Stored data entries
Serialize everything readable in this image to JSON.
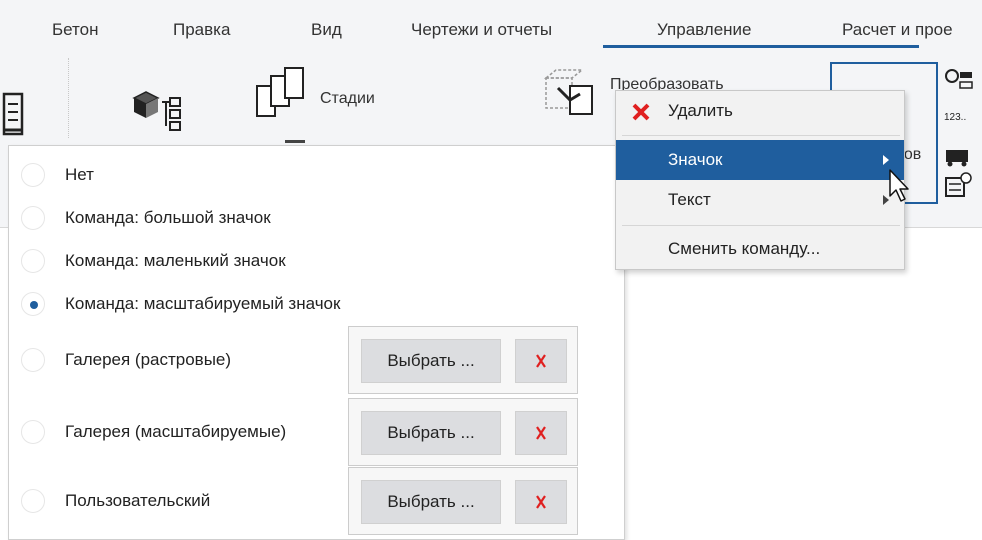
{
  "tabs": [
    {
      "label": "Бетон"
    },
    {
      "label": "Правка"
    },
    {
      "label": "Вид"
    },
    {
      "label": "Чертежи и отчеты"
    },
    {
      "label": "Управление"
    },
    {
      "label": "Расчет и прое"
    }
  ],
  "active_tab_index": 4,
  "ribbon": {
    "stages_label": "Стадии",
    "convert_label": "Преобразовать",
    "partial_label": "ров"
  },
  "context_menu": {
    "delete_label": "Удалить",
    "icon_label": "Значок",
    "text_label": "Текст",
    "change_command_label": "Сменить команду..."
  },
  "icon_options": [
    {
      "label": "Нет",
      "selected": false
    },
    {
      "label": "Команда: большой значок",
      "selected": false
    },
    {
      "label": "Команда: маленький значок",
      "selected": false
    },
    {
      "label": "Команда: масштабируемый значок",
      "selected": true
    },
    {
      "label": "Галерея (растровые)",
      "selected": false
    },
    {
      "label": "Галерея (масштабируемые)",
      "selected": false
    },
    {
      "label": "Пользовательский",
      "selected": false
    }
  ],
  "choose_button_label": "Выбрать ...",
  "colors": {
    "accent": "#1f5e9e",
    "delete_red": "#e02020"
  }
}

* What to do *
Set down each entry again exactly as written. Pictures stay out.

* The answer *
Serialize everything readable in this image to JSON.
{
  "tabs": [
    {
      "label": "Бетон"
    },
    {
      "label": "Правка"
    },
    {
      "label": "Вид"
    },
    {
      "label": "Чертежи и отчеты"
    },
    {
      "label": "Управление"
    },
    {
      "label": "Расчет и прое"
    }
  ],
  "active_tab_index": 4,
  "ribbon": {
    "stages_label": "Стадии",
    "convert_label": "Преобразовать",
    "partial_label": "ров"
  },
  "context_menu": {
    "delete_label": "Удалить",
    "icon_label": "Значок",
    "text_label": "Текст",
    "change_command_label": "Сменить команду..."
  },
  "icon_options": [
    {
      "label": "Нет",
      "selected": false
    },
    {
      "label": "Команда: большой значок",
      "selected": false
    },
    {
      "label": "Команда: маленький значок",
      "selected": false
    },
    {
      "label": "Команда: масштабируемый значок",
      "selected": true
    },
    {
      "label": "Галерея (растровые)",
      "selected": false
    },
    {
      "label": "Галерея (масштабируемые)",
      "selected": false
    },
    {
      "label": "Пользовательский",
      "selected": false
    }
  ],
  "choose_button_label": "Выбрать ...",
  "colors": {
    "accent": "#1f5e9e",
    "delete_red": "#e02020"
  }
}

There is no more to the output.